Damn, that’s a good one. I ain’t going to lie. I got a lot of respect for that question. That’s a good one. That’s the first time I got that one. Something I always wanted to be asked. Ooh, damn, I’m trying to think of something good.

Well, I’ve had people tell me about all kinds of things. Anime, sports, sneakers, clothes, all of it.

As far as anime, I just got into that in the past year.

Oh, really? Cool. What you been watching?

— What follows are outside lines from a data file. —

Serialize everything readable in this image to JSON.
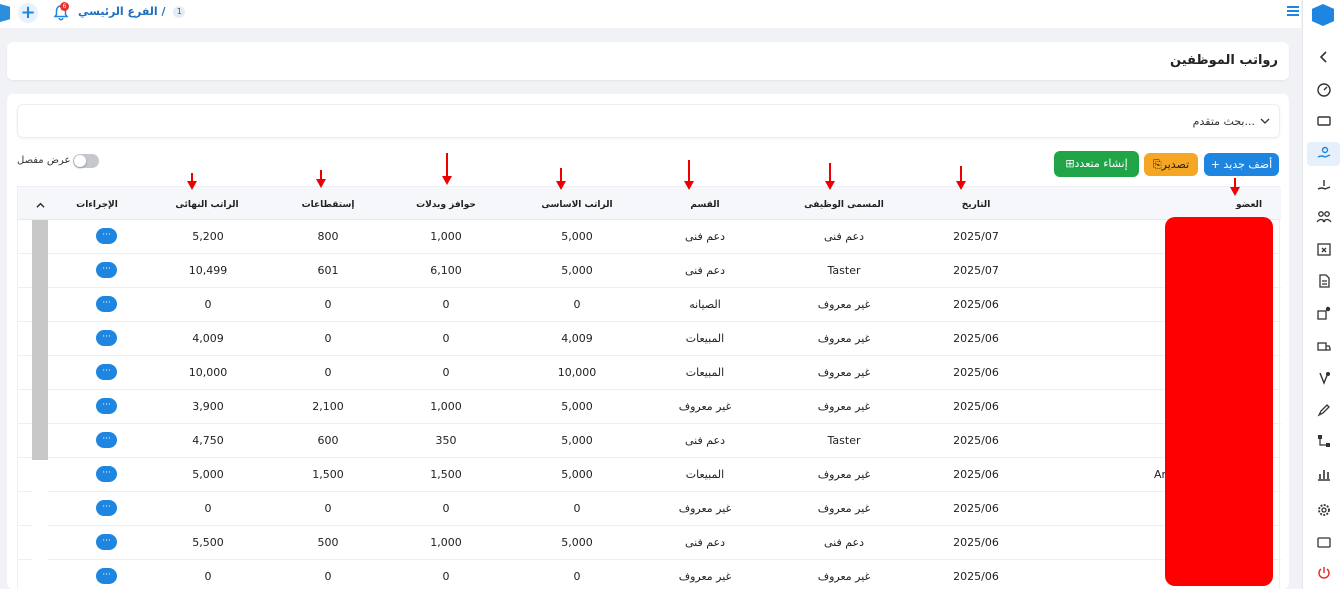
{
  "topbar": {
    "breadcrumb": "الفرع الرئيسي /",
    "branch_number": "1",
    "notification_count": "6",
    "icons": [
      "app-logo-icon",
      "plus-icon",
      "bell-icon",
      "hamburger-menu-icon"
    ]
  },
  "page": {
    "title": "رواتب الموظفين"
  },
  "search": {
    "label": "بحث متقدم..."
  },
  "toolbar": {
    "add_label": "+ أضف جديد",
    "export_label": "تصدير",
    "bulk_create_label": "إنشاء متعدد",
    "detailed_view_label": "عرض مفصل"
  },
  "table": {
    "columns": {
      "member": "العضو",
      "date": "التاريخ",
      "job_title": "المسمى الوظيفى",
      "department": "القسم",
      "base_salary": "الراتب الاساسى",
      "allowances": "حوافز وبدلات",
      "deductions": "إستقطاعات",
      "final_salary": "الراتب النهائى",
      "actions": "الإجراءات"
    },
    "action_label": "···",
    "rows": [
      {
        "member": "",
        "date": "2025/07",
        "job_title": "دعم فنى",
        "department": "دعم فنى",
        "base_salary": "5,000",
        "allowances": "1,000",
        "deductions": "800",
        "final_salary": "5,200"
      },
      {
        "member": "",
        "date": "2025/07",
        "job_title": "Taster",
        "department": "دعم فنى",
        "base_salary": "5,000",
        "allowances": "6,100",
        "deductions": "601",
        "final_salary": "10,499"
      },
      {
        "member": "",
        "date": "2025/06",
        "job_title": "غير معروف",
        "department": "الصيانه",
        "base_salary": "0",
        "allowances": "0",
        "deductions": "0",
        "final_salary": "0"
      },
      {
        "member": "",
        "date": "2025/06",
        "job_title": "غير معروف",
        "department": "المبيعات",
        "base_salary": "4,009",
        "allowances": "0",
        "deductions": "0",
        "final_salary": "4,009"
      },
      {
        "member": "",
        "date": "2025/06",
        "job_title": "غير معروف",
        "department": "المبيعات",
        "base_salary": "10,000",
        "allowances": "0",
        "deductions": "0",
        "final_salary": "10,000"
      },
      {
        "member": "",
        "date": "2025/06",
        "job_title": "غير معروف",
        "department": "غير معروف",
        "base_salary": "5,000",
        "allowances": "1,000",
        "deductions": "2,100",
        "final_salary": "3,900"
      },
      {
        "member": "",
        "date": "2025/06",
        "job_title": "Taster",
        "department": "دعم فنى",
        "base_salary": "5,000",
        "allowances": "350",
        "deductions": "600",
        "final_salary": "4,750"
      },
      {
        "member": "An",
        "date": "2025/06",
        "job_title": "غير معروف",
        "department": "المبيعات",
        "base_salary": "5,000",
        "allowances": "1,500",
        "deductions": "1,500",
        "final_salary": "5,000"
      },
      {
        "member": "",
        "date": "2025/06",
        "job_title": "غير معروف",
        "department": "غير معروف",
        "base_salary": "0",
        "allowances": "0",
        "deductions": "0",
        "final_salary": "0"
      },
      {
        "member": "",
        "date": "2025/06",
        "job_title": "دعم فنى",
        "department": "دعم فنى",
        "base_salary": "5,000",
        "allowances": "1,000",
        "deductions": "500",
        "final_salary": "5,500"
      },
      {
        "member": "",
        "date": "2025/06",
        "job_title": "غير معروف",
        "department": "غير معروف",
        "base_salary": "0",
        "allowances": "0",
        "deductions": "0",
        "final_salary": "0"
      }
    ]
  },
  "sidebar": {
    "items": [
      "chevron-left-icon",
      "dashboard-gauge-icon",
      "ticket-icon",
      "salary-hand-icon",
      "payment-hand-icon",
      "users-group-icon",
      "calendar-x-icon",
      "document-icon",
      "widgets-icon",
      "delivery-truck-icon",
      "badge-check-icon",
      "pen-sign-icon",
      "hierarchy-icon",
      "bar-chart-icon",
      "settings-gear-icon",
      "window-icon",
      "power-icon"
    ]
  },
  "colors": {
    "primary": "#1e86e0",
    "export": "#f5a623",
    "bulk": "#1fa447",
    "annotation_red": "#ff0000"
  }
}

My introduction was One Punch Man. I just fell in love with that. It just became a theme for me. And in the process of watching that while I was working on Heroes And Villains, someone had told me, they was like, “Man, you need to watch My Hero Academia.” I had started that. And then as I was finishing the album, I didn’t have that much time, but my little brother, he’s eight, he ended up flying through the season, and now he’s on season six. I’ve been binging it for the past couple of months, and I just caught up to season five today on the plane. I got to season five, and I’ve been loving that show. I ain’t going to lie, I’ve been watching that a whole lot. I started Attack on Titan, I got to get back on it, and somebody told me to watch Death Note. I’m supposed to watch that too.

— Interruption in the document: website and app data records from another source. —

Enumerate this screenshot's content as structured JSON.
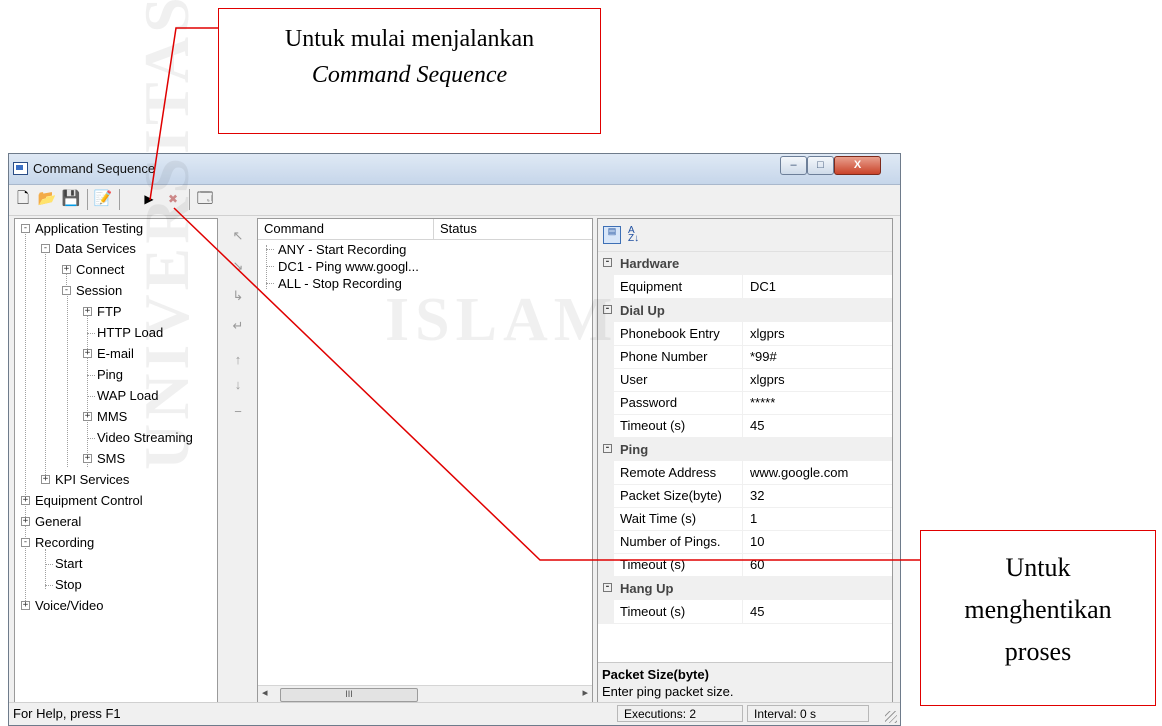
{
  "annotations": {
    "top_line1": "Untuk mulai menjalankan",
    "top_line2": "Command Sequence",
    "right_line1": "Untuk",
    "right_line2": "menghentikan",
    "right_line3": "proses"
  },
  "window": {
    "title": "Command Sequence",
    "minimize": "–",
    "maximize": "□",
    "close": "X"
  },
  "toolbar": {
    "icons": [
      "new-document-icon",
      "open-folder-icon",
      "save-icon",
      "edit-icon",
      "start-sequence-icon",
      "stop-sequence-icon",
      "properties-icon"
    ],
    "glyphs": [
      "🗋",
      "📂",
      "💾",
      "📝",
      "▶",
      "✖",
      "🗔"
    ]
  },
  "tree": {
    "items": [
      {
        "label": "Application Testing",
        "toggle": "-"
      },
      {
        "label": "Data Services",
        "toggle": "-"
      },
      {
        "label": "Connect",
        "toggle": "+"
      },
      {
        "label": "Session",
        "toggle": "-"
      },
      {
        "label": "FTP",
        "toggle": "+"
      },
      {
        "label": "HTTP Load",
        "toggle": ""
      },
      {
        "label": "E-mail",
        "toggle": "+"
      },
      {
        "label": "Ping",
        "toggle": ""
      },
      {
        "label": "WAP Load",
        "toggle": ""
      },
      {
        "label": "MMS",
        "toggle": "+"
      },
      {
        "label": "Video Streaming",
        "toggle": ""
      },
      {
        "label": "SMS",
        "toggle": "+"
      },
      {
        "label": "KPI Services",
        "toggle": "+"
      },
      {
        "label": "Equipment Control",
        "toggle": "+"
      },
      {
        "label": "General",
        "toggle": "+"
      },
      {
        "label": "Recording",
        "toggle": "-"
      },
      {
        "label": "Start",
        "toggle": ""
      },
      {
        "label": "Stop",
        "toggle": ""
      },
      {
        "label": "Voice/Video",
        "toggle": "+"
      }
    ]
  },
  "sequence_buttons": [
    "↖",
    "↘",
    "↳",
    "↵",
    "↑",
    "↓",
    "−"
  ],
  "commands": {
    "col_command": "Command",
    "col_status": "Status",
    "rows": [
      "ANY - Start Recording",
      "DC1 - Ping www.googl...",
      "ALL - Stop Recording"
    ],
    "scroll_grip": "III",
    "scroll_left": "◂",
    "scroll_right": "▸"
  },
  "properties": {
    "sort_icons": [
      "categorized-icon",
      "alphabetical-sort-icon"
    ],
    "az": "A Z↓",
    "collapse": "-",
    "hardware": {
      "title": "Hardware",
      "equipment_label": "Equipment",
      "equipment_value": "DC1"
    },
    "dialup": {
      "title": "Dial Up",
      "phonebook_label": "Phonebook Entry",
      "phonebook_value": "xlgprs",
      "phone_label": "Phone Number",
      "phone_value": "*99#",
      "user_label": "User",
      "user_value": "xlgprs",
      "password_label": "Password",
      "password_value": "*****",
      "timeout_label": "Timeout (s)",
      "timeout_value": "45"
    },
    "ping": {
      "title": "Ping",
      "remote_label": "Remote Address",
      "remote_value": "www.google.com",
      "packet_label": "Packet Size(byte)",
      "packet_value": "32",
      "wait_label": "Wait Time (s)",
      "wait_value": "1",
      "number_label": "Number of Pings.",
      "number_value": "10",
      "timeout_label": "Timeout (s)",
      "timeout_value": "60"
    },
    "hangup": {
      "title": "Hang Up",
      "timeout_label": "Timeout (s)",
      "timeout_value": "45"
    },
    "description_title": "Packet Size(byte)",
    "description_text": "Enter ping packet size."
  },
  "status": {
    "help": "For Help, press F1",
    "executions": "Executions: 2",
    "interval": "Interval: 0 s"
  },
  "watermark": {
    "top": "ISLAM",
    "side": "UNIVERSITAS"
  }
}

Those influences are strong. May it give you lots of inspiration for your next project.

Nah, without a doubt. It gave me a lot of inspiration, even on the last one, just on the morality and the duality of just Heroes And Villains, and just even watching that stuff every day, it put a lot of stuff in perspective on the point I was trying to get across with the album.

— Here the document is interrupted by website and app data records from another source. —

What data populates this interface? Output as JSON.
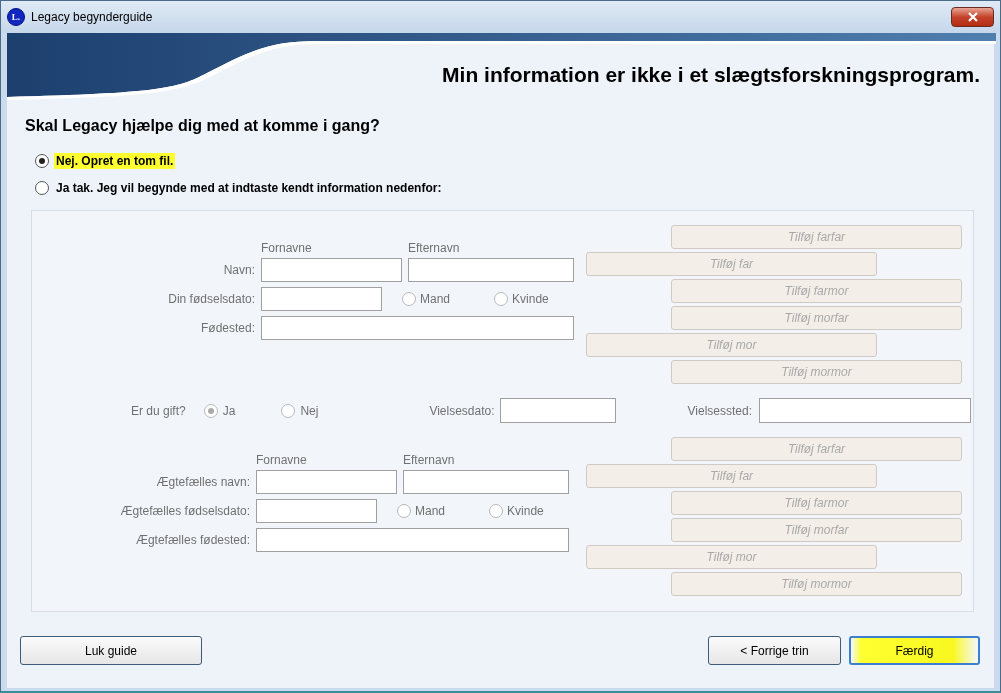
{
  "window": {
    "title": "Legacy begynderguide",
    "app_icon_text": "L."
  },
  "banner": {
    "heading": "Min information er ikke i et slægtsforskningsprogram."
  },
  "question": "Skal Legacy hjælpe dig med at komme i gang?",
  "options": [
    {
      "label": "Nej. Opret en tom fil.",
      "selected": true,
      "highlighted": true
    },
    {
      "label": "Ja tak. Jeg vil begynde med at indtaste kendt information nedenfor:",
      "selected": false,
      "highlighted": false
    }
  ],
  "form": {
    "disabled": true,
    "person": {
      "columns": [
        "Fornavne",
        "Efternavn"
      ],
      "name_label": "Navn:",
      "birthdate_label": "Din fødselsdato:",
      "gender": [
        {
          "label": "Mand",
          "selected": false
        },
        {
          "label": "Kvinde",
          "selected": false
        }
      ],
      "birthplace_label": "Fødested:",
      "ancestors": [
        {
          "label": "Tilføj farfar",
          "kind": "grandparent"
        },
        {
          "label": "Tilføj far",
          "kind": "parent"
        },
        {
          "label": "Tilføj farmor",
          "kind": "grandparent"
        },
        {
          "label": "Tilføj morfar",
          "kind": "grandparent"
        },
        {
          "label": "Tilføj mor",
          "kind": "parent"
        },
        {
          "label": "Tilføj mormor",
          "kind": "grandparent"
        }
      ]
    },
    "marriage": {
      "label": "Er du gift?",
      "options": [
        {
          "label": "Ja",
          "selected": true
        },
        {
          "label": "Nej",
          "selected": false
        }
      ],
      "date_label": "Vielsesdato:",
      "place_label": "Vielsessted:"
    },
    "spouse": {
      "columns": [
        "Fornavne",
        "Efternavn"
      ],
      "name_label": "Ægtefælles navn:",
      "birthdate_label": "Ægtefælles fødselsdato:",
      "gender": [
        {
          "label": "Mand",
          "selected": false
        },
        {
          "label": "Kvinde",
          "selected": false
        }
      ],
      "birthplace_label": "Ægtefælles fødested:",
      "ancestors": [
        {
          "label": "Tilføj farfar",
          "kind": "grandparent"
        },
        {
          "label": "Tilføj far",
          "kind": "parent"
        },
        {
          "label": "Tilføj farmor",
          "kind": "grandparent"
        },
        {
          "label": "Tilføj morfar",
          "kind": "grandparent"
        },
        {
          "label": "Tilføj mor",
          "kind": "parent"
        },
        {
          "label": "Tilføj mormor",
          "kind": "grandparent"
        }
      ]
    }
  },
  "buttons": [
    {
      "label": "Luk guide",
      "kind": "close",
      "highlighted": false
    },
    {
      "label": "< Forrige trin",
      "kind": "back",
      "highlighted": false
    },
    {
      "label": "Færdig",
      "kind": "finish",
      "highlighted": true
    }
  ]
}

You are a truly groundbreaking producer in your own right. And for me, one of the most groundbreaking producers of my generation was De La Soul. Are you looking forward to De La Soul hitting streaming tomorrow? And if so, which project are you streaming first and why?

Well thank you, I appreciate that. De La Soul? They hitting streaming tomorrow?

Yes, sir. For the first time ever in the whole history of streaming.

Damn, that’s crazy. It’s crazy that if you really think about it, it’s really a bunch of stuff that’s not on streaming, that growing up, it was so regular. I was always so big on a lot of the Death Row albums.

I would probably say, what’s that one? … I was in fourth grade, sixth grade. I remember it had the cover with the blue. It was a calendar. What was that?

Yeah, The Grind Date. I really recommend that one. That one’s really tight. That one’s actually not part of their original deal so it was actually already on streaming, you can check that one out now if you want to.

Meanwhile, ASAP Rocky is jokingly calling his next tape Flacko Boomin, which I think is really clever, but it also highlights how closely you’ve been working together. Are you able to reveal any details of that project ahead of time?

Man, it’s crazy. I was talking to Flacko yesterday. I wish people really knew the details of our history and just our brotherhood over time, between me and him, and linking with him through Yams back in high school when I was in St. Louis still. That’s how I first linked with them. I just feel like right now it’s just an accumulation of everything lining up for us to finally just do our joint. We always do so many songs and I feel like we just done got used to just them stashing and piling up and not putting them out. But what can I say, man, you got to stay tuned. I promise we won’t waste your time.